Records for this exercise –
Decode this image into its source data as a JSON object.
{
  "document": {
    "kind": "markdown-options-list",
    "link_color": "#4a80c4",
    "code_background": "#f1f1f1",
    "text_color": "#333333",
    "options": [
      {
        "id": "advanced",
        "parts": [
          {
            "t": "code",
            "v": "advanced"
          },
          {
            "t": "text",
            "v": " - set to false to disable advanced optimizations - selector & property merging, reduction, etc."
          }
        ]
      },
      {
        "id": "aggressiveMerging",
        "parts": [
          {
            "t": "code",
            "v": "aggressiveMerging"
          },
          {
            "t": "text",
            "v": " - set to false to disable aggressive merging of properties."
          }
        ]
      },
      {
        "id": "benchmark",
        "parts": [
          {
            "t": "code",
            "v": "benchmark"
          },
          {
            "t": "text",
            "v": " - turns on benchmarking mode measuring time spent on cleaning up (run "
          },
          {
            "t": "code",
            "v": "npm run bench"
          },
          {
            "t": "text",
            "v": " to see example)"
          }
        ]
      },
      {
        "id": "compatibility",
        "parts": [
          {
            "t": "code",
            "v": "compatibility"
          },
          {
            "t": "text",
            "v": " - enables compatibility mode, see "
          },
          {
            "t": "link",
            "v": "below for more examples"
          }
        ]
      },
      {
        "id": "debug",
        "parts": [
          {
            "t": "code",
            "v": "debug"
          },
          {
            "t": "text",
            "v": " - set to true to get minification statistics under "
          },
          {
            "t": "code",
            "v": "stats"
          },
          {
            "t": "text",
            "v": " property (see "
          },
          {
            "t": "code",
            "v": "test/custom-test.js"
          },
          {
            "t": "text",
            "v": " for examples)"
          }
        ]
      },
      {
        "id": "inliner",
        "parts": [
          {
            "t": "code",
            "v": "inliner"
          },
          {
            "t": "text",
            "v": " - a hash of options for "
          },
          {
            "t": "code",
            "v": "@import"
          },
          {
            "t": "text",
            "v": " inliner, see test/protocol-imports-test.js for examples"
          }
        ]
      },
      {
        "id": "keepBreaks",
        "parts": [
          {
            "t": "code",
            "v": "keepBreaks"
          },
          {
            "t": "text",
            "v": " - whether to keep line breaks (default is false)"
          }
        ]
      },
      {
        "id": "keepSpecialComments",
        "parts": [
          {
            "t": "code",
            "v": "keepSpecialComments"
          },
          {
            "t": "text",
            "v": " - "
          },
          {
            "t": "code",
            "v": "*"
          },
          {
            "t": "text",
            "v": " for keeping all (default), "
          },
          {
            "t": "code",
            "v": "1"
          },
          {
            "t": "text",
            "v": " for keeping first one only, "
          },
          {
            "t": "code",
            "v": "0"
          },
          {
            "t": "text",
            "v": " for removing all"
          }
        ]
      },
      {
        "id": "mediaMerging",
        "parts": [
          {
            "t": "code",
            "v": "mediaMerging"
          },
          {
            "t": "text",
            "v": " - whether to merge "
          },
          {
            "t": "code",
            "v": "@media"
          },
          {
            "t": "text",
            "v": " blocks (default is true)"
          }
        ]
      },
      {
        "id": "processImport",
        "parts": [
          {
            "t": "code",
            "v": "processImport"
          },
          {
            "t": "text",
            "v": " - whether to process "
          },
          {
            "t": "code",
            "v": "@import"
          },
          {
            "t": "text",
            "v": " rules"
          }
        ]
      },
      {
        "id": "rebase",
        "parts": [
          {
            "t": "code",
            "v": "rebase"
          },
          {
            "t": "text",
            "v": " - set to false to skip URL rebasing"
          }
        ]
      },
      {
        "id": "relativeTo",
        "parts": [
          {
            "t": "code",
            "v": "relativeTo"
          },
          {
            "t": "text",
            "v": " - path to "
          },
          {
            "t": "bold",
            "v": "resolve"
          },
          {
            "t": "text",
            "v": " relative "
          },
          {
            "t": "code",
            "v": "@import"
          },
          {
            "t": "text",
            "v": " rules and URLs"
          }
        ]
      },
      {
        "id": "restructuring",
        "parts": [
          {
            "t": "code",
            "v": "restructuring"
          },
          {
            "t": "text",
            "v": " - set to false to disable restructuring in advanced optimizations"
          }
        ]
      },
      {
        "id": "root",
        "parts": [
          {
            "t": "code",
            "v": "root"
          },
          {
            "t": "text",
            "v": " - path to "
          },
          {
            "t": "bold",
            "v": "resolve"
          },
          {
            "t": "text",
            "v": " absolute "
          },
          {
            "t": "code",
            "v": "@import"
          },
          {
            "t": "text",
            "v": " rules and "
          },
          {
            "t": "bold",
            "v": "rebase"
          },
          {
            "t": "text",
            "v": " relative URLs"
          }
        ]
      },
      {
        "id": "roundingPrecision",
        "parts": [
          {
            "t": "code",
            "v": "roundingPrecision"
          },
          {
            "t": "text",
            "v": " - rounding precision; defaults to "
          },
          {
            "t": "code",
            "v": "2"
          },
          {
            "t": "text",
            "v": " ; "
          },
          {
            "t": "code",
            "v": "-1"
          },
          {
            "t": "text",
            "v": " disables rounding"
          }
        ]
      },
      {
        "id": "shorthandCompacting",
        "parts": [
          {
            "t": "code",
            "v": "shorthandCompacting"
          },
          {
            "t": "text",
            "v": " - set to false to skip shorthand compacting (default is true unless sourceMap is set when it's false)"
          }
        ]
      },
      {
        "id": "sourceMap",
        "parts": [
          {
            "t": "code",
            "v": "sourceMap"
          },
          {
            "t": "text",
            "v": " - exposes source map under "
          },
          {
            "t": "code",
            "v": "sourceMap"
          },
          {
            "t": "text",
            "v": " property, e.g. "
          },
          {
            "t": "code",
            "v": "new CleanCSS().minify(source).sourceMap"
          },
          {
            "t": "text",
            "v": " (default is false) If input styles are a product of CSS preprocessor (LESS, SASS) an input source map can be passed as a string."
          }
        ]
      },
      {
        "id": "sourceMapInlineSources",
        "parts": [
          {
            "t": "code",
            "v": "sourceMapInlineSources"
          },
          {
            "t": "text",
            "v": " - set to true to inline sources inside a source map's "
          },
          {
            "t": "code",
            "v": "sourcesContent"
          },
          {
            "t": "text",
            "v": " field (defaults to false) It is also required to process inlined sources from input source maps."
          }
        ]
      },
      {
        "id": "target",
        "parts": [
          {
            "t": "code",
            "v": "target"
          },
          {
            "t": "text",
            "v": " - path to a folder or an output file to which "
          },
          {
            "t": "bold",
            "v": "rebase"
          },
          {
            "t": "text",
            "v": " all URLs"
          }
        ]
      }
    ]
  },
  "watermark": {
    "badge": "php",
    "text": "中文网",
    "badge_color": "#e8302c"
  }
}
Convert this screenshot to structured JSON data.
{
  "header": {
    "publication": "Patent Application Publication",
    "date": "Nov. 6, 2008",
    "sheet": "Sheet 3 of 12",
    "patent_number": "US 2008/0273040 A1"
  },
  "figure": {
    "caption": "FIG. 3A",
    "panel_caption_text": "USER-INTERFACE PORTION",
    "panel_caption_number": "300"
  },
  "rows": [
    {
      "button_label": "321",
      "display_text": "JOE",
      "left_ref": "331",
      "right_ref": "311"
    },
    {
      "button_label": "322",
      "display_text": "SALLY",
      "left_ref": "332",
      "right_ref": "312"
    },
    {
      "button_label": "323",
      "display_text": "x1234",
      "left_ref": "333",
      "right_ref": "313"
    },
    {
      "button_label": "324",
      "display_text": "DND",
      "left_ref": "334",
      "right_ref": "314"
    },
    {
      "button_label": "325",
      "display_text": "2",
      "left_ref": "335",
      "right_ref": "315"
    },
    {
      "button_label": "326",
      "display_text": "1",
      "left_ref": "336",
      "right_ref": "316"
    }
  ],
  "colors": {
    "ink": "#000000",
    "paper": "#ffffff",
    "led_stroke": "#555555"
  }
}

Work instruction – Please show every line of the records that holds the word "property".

Result of this exercise –
            "v": " - set to false to disable advanced optimizations - selector & property merging, reduction, etc."
            "v": " property (see "
            "v": " property, e.g. "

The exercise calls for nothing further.